Last Friday the Chinese government officially banned all depictions of homosexuals on television, labeling programs that do so as “vulgar, immoral and unhealthy content.” In addition to homosexuality, television programs will also not be permitted to depict extramarital affairs, “one-night stands” and underage relationships, all of which the government says “exaggerated the dark side of society.”
The law also applies to programs that have already been filmed and are currently being aired. Last week, the government ended the popular Chinese drama Addicted, which follows two men in gay relationships, from being streamed on Chinese websites, causing discontent among the show’s millions of viewers.
The Chinese government said that Addicted, among other television shows, contains content that is not permissible under the new guidelines. “No television drama shall show abnormal sexual relationships and behaviors, such as incest, same-sex relationships, sexual perversion, sexual assault, sexual abuse, sexual violence and so on.”
While the new regulations seemingly focus on matters dealing with relationships and sex, the government has also extended the ban to depictions of smoking, drinking, certain types of clothing and reincarnation. The State Administration of Press, Publication, Radio, Film and Television said it will closely and constantly monitor television channels to ensure strict adherence to the new laws.
Last week, Mexico city legislators passed a proposal to ban Republican presidential candidate Donald J. Trump from entering Mexico in response to Trump’s xenophobic remarks towards Hispanics and Latinos in general, and Mexicans specifically.
The new proposal is symbolic since the local legislative body cannot pass and enforce federal laws, but nonetheless, the law was passed unanimously. However, some see the recent legislation as a way to encourage the federal government to respond more aggressively to Trump’s remarks.
“What we’re saying is that if he wants to build a wall so that Mexicans can’t enter his country, then he is not welcome in our country,” said José Manuel Delgadillo, deputy of the National Action Party (PAN). “What we need now is for President Peña Nieto to make a strong statement condemning Mr. Trump’s anti-Mexican comments.”

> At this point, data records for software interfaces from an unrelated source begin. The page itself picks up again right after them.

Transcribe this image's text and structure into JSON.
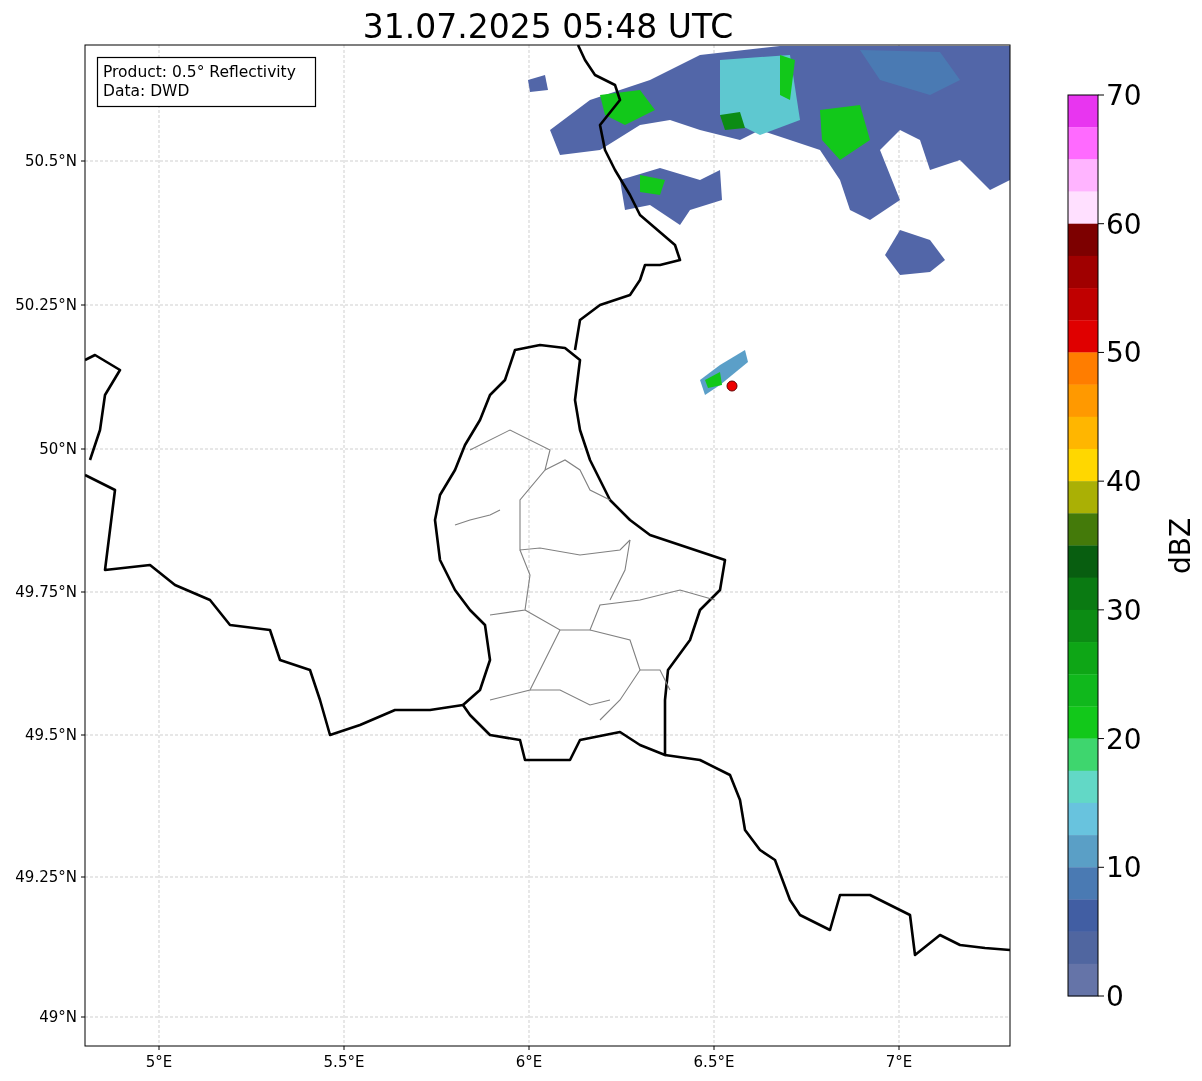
{
  "title": "31.07.2025 05:48 UTC",
  "info_box": {
    "lines": [
      "Product: 0.5° Reflectivity",
      "Data: DWD"
    ]
  },
  "map": {
    "y_ticks": [
      "50.5°N",
      "50.25°N",
      "50°N",
      "49.75°N",
      "49.5°N",
      "49.25°N",
      "49°N"
    ],
    "x_ticks": [
      "5°E",
      "5.5°E",
      "6°E",
      "6.5°E",
      "7°E"
    ]
  },
  "colorbar": {
    "label": "dBZ",
    "ticks": [
      "70",
      "60",
      "50",
      "40",
      "30",
      "20",
      "10",
      "0"
    ],
    "bins": [
      {
        "color": "#e835f0"
      },
      {
        "color": "#ff6aff"
      },
      {
        "color": "#ffb4ff"
      },
      {
        "color": "#ffe0ff"
      },
      {
        "color": "#7d0000"
      },
      {
        "color": "#a00000"
      },
      {
        "color": "#c00000"
      },
      {
        "color": "#e00000"
      },
      {
        "color": "#ff7d00"
      },
      {
        "color": "#ff9900"
      },
      {
        "color": "#ffb600"
      },
      {
        "color": "#ffd700"
      },
      {
        "color": "#aab005"
      },
      {
        "color": "#447a0a"
      },
      {
        "color": "#085e10"
      },
      {
        "color": "#0a7a12"
      },
      {
        "color": "#0c8c14"
      },
      {
        "color": "#0ea616"
      },
      {
        "color": "#10b81c"
      },
      {
        "color": "#12c81a"
      },
      {
        "color": "#3ed66e"
      },
      {
        "color": "#62d8c6"
      },
      {
        "color": "#68c3de"
      },
      {
        "color": "#5a9fc6"
      },
      {
        "color": "#4a7ab3"
      },
      {
        "color": "#415ea3"
      },
      {
        "color": "#5066a0"
      },
      {
        "color": "#6574a8"
      }
    ]
  }
}
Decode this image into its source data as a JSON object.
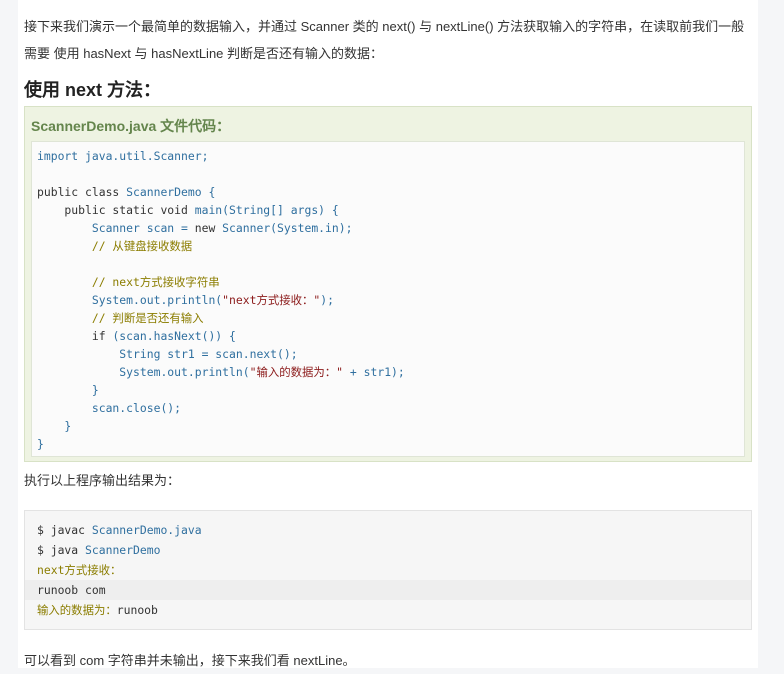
{
  "intro_text": "接下来我们演示一个最简单的数据输入，并通过 Scanner 类的 next() 与 nextLine() 方法获取输入的字符串，在读取前我们一般需要 使用 hasNext 与 hasNextLine 判断是否还有输入的数据：",
  "heading": "使用 next 方法：",
  "example": {
    "title": "ScannerDemo.java 文件代码：",
    "code_lines": [
      [
        {
          "t": "import java.util.Scanner;",
          "c": "pl"
        }
      ],
      [],
      [
        {
          "t": "public class ",
          "c": "kw"
        },
        {
          "t": "ScannerDemo {",
          "c": "pl"
        }
      ],
      [
        {
          "t": "    public static void ",
          "c": "kw"
        },
        {
          "t": "main(String[] args) {",
          "c": "pl"
        }
      ],
      [
        {
          "t": "        Scanner scan = ",
          "c": "pl"
        },
        {
          "t": "new ",
          "c": "kw"
        },
        {
          "t": "Scanner(System.in);",
          "c": "pl"
        }
      ],
      [
        {
          "t": "        // 从键盘接收数据",
          "c": "cm"
        }
      ],
      [],
      [
        {
          "t": "        // next方式接收字符串",
          "c": "cm"
        }
      ],
      [
        {
          "t": "        System.out.println(",
          "c": "pl"
        },
        {
          "t": "\"next方式接收：\"",
          "c": "st"
        },
        {
          "t": ");",
          "c": "pl"
        }
      ],
      [
        {
          "t": "        // 判断是否还有输入",
          "c": "cm"
        }
      ],
      [
        {
          "t": "        if ",
          "c": "kw"
        },
        {
          "t": "(scan.hasNext()) {",
          "c": "pl"
        }
      ],
      [
        {
          "t": "            String str1 = scan.next();",
          "c": "pl"
        }
      ],
      [
        {
          "t": "            System.out.println(",
          "c": "pl"
        },
        {
          "t": "\"输入的数据为：\"",
          "c": "st"
        },
        {
          "t": " + str1);",
          "c": "pl"
        }
      ],
      [
        {
          "t": "        }",
          "c": "pl"
        }
      ],
      [
        {
          "t": "        scan.close();",
          "c": "pl"
        }
      ],
      [
        {
          "t": "    }",
          "c": "pl"
        }
      ],
      [
        {
          "t": "}",
          "c": "pl"
        }
      ]
    ]
  },
  "output_label": "执行以上程序输出结果为：",
  "terminal_lines": [
    [
      {
        "t": "$ javac ",
        "c": "cmd"
      },
      {
        "t": "ScannerDemo.java",
        "c": "arg"
      }
    ],
    [
      {
        "t": "$ java ",
        "c": "cmd"
      },
      {
        "t": "ScannerDemo",
        "c": "arg"
      }
    ],
    [
      {
        "t": "next方式接收：",
        "c": "yl"
      }
    ],
    [
      {
        "t": "runoob com",
        "c": "cmd"
      }
    ],
    [
      {
        "t": "输入的数据为：",
        "c": "yl"
      },
      {
        "t": "runoob",
        "c": "cmd"
      }
    ]
  ],
  "outro_text": "可以看到 com 字符串并未输出，接下来我们看 nextLine。"
}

In his announcement in June 2015 to enter the 2016 presidential race, Trump said to an audience of supporters, “When Mexico sends its people, they are not sending their best. They are not sending you. they are sending people that have lots of problems, and they are bringing those problems to us. They are bringing drugs and they are bringing crime, and they’re rapists. And some, I assume, are good people.”
Currently, the Mexican government has not addressed Trump’s remarks. However, former Mexican President Vicente Fox in an interview said that under no circumstances would Mexico pay for a wall on the US-Mexican border.
Bangladesh’s Supreme Court began hearing arguments on Thursday to challenge Islam’s status as the country’s official state religion following an increase in extremist attacks against people of other religious faiths.
Christians, Hindus and Shiites have recently faced an increasing amount of attacks that have largely been carried out by Islamic extremists. Notable attacks have included a Hindu priest being hacked to death at a temple and atheist bloggers being murdered in the street.
In a country where roughly 90 percent of the population is Muslim, this is expected to be a long and difficult legal battle for those who wish to see the removal of Islam as the official state religion.
Islam has been Bangladesh’s official religion since 1988, but those who are supporting the proposal to drop the state religion, including many minority religious leaders, are arguing that the decision to designate Islam as the official religion was illegal.
Bangladesh received its independence in 1972 following the Bangladesh Liberation War, and was thought to be a secular democracy. The country adopted Islam as its official religion through a constitutional amendment, which many see as a hindrance to secularism.